Communications Director
Navajo Nation Washington Office
Cell: 202-200-0625

For Immediate Release

Technical corrections to water settlement act receives bipartisan support

WASHINGTON—On Thursday, June 25, Navajo Nation Washington Office executive director Jackson Brossy provided testimony on behalf of the Navajo Nation in support HR 1406, the New Mexico Navajo Water Settlement Technical Corrections Act before the House Natural Resources Subcommittee on Water, Power and Oceans.

The bill, introduced by Rep. Ben Ray Lujan (D-N.M.) has broad bipartisan support and makes technical corrections to the Navajo-Gallup Water Supply Project, which was authorized as part of Congress’ approval of the water rights Settlement Agreement between the Navajo Nation, the United States and the State of New Mexico.

The technical corrections range from misspellings, grammatical errors and incorrect citations to clarifying that the 10-year waiver of payments on operation, maintenance, and replacement costs runs from the date of first delivery of ‘Project’ water as a opposed to delivery of water from any source and that the Court presiding over the stream adjudication can nullify the Agreement between the State of New Mexico, the Navajo Nation and the United States, but not the Contract between the United States and the Navajo Nation supplying water to the parties.

“The Navajo Nation strongly supports this bill and appreciates all of the hard work that went into developing the Navajo-Gallup Water Supply Project. These technical corrections are critical improvements that clarify an important piece of legislation that will help to build the Navajo Nation’s water infrastructure,” said Brossy.

The Begaye-Nez Administration is committed to improving the Navajo People’s access to water, which is essential for economic growth.

“There are more than 4,000 homes on the Navajo Nation without water. Current water systems are not sized to accommodate long-term growth and economic development,” said Brossy.

These technical amendments will provide a long-term renewable water supply, reduce the number of homes without water, and provide a water supply for economic growth in northwestern New Mexico.

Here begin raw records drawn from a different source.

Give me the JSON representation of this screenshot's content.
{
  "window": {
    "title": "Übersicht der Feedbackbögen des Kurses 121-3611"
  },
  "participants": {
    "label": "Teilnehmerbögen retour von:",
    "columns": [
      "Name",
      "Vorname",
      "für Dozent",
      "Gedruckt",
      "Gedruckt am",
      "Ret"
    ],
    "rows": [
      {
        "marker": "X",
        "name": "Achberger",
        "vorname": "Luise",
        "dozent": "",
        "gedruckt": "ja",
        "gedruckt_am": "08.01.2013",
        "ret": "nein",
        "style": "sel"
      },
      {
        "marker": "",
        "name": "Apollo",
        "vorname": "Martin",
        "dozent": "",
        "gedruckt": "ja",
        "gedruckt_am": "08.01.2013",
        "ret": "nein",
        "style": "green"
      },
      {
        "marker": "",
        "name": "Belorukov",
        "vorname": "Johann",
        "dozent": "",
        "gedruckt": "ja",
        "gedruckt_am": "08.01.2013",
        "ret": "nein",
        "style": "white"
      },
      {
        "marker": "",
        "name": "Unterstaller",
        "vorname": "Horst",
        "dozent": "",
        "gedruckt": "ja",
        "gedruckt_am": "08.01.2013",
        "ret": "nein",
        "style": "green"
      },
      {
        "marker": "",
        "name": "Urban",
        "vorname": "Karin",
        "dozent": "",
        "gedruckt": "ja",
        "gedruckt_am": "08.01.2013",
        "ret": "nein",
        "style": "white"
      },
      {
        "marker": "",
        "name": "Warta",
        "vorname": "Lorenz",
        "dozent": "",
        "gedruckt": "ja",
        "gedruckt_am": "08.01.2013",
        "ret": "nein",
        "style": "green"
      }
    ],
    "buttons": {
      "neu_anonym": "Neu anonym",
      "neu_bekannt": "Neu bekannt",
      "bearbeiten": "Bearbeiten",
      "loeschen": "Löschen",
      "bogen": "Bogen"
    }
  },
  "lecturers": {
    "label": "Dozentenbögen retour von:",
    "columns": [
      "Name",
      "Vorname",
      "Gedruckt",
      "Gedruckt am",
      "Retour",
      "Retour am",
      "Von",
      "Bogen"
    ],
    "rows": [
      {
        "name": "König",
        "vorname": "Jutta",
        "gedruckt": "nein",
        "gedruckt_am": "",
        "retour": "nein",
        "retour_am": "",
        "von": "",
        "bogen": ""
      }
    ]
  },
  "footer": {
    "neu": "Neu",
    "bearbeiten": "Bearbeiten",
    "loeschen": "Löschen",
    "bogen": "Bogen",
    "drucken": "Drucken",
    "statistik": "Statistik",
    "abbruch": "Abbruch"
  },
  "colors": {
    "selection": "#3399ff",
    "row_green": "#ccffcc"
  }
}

Brossy asked lawmakers to help resolve the Nation’s outstanding water rights claims in Utah and Arizona in order to ensure access to water resources, and to protect the Navajo Nation’s water rights.